22nd Jan 2015
A recent article in the Irish Times has reported that Ireland needs to ‘switch on’ or be left behind in computer science.
The article focusses on the recent adoption by the UK of a primary and secondary-school computing curriculum which started in September 2014. The UK curriculum operates on a basis that by the age of 11, children should already be fluent in two programming languages. The article argues that ‘computational thinking’ needs to be embedded in the Irish secondary school curriculum. It notes that one potential avenue for introducing computer science education to schools is the new junior cycle.
Israel started a secondary-school computer science curriculum as early as 1995 and is credited with turning Israel into a ‘startup nation’. This programme focussed a curriculum which was meticulously engineered by a team of experts. A further key ingredient in the success of the Israeli model has been the focus on teacher experience. All computer science teachers in Israel must have an undergraduate degree in computer science, as well as official certification in teaching the subject.
The British government is bridging the knowledge gap by recruiting and funding a network of 400 master computer science teachers to liaise with the universities, to teach teachers, to develop materials and to deliver the new curriculum to schools across the country. Without action here, there is a real risk of the State becoming an enclave of computer science illiteracy.
In order to enhance the profile of computational thinking in schools, Maynooth University has developed the Pact initiative (Programming + algorithms => Computational Thinking) in the computer science department in Maynooth University.
This module provides a complete set of materials for teaching computer science. Teachers are invited to Maynooth for training, and they share the material they develop with other participating schools. What we have found so far is that there is significant demand from schools for teaching the subject, and much enthusiasm from students for developing this important skill.

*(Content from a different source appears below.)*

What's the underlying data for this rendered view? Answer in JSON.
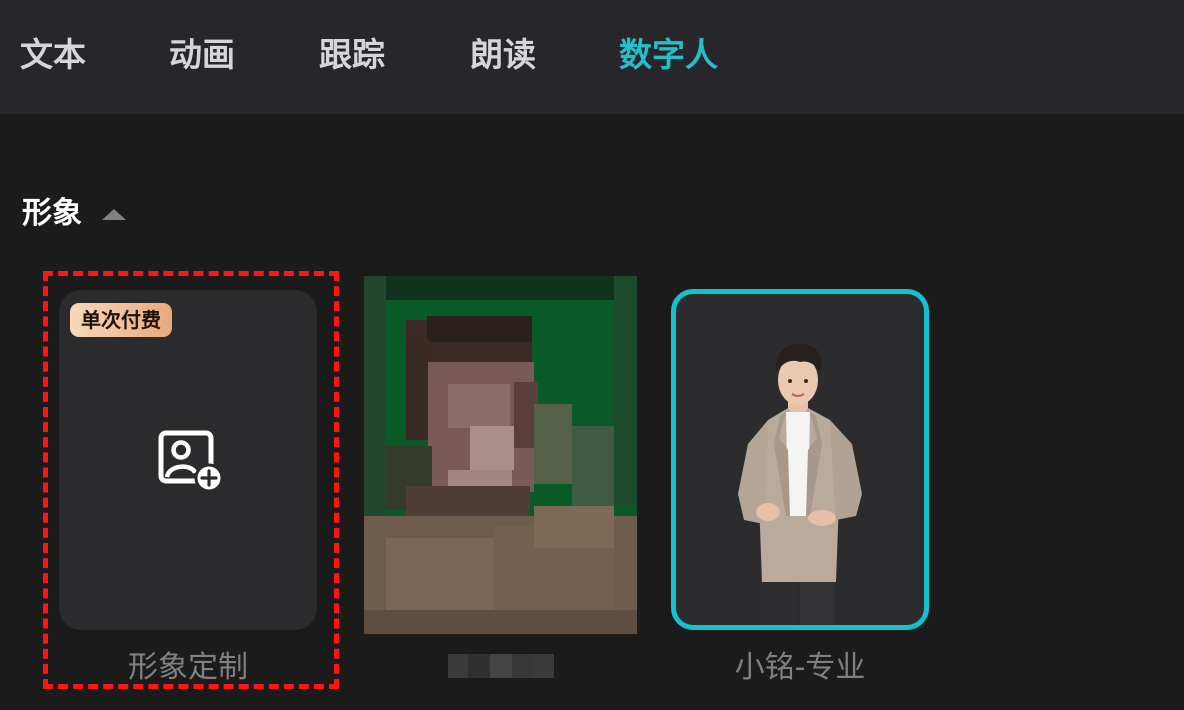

While initiatives such as Pact, CoderDojo and the NCCA’s short course in coding are a step in the right direction, they are no substitute for a clear national policy on computer science education.
If Ireland is to keep pace with its competitors, and avoid becoming a technological backwater, the Government needs to follow the lead of the UK and support the upskilling of teachers, as well as promoting computer science as a fundamental and rigorous Stem subject all the way to Leaving Cert level.
Full article here.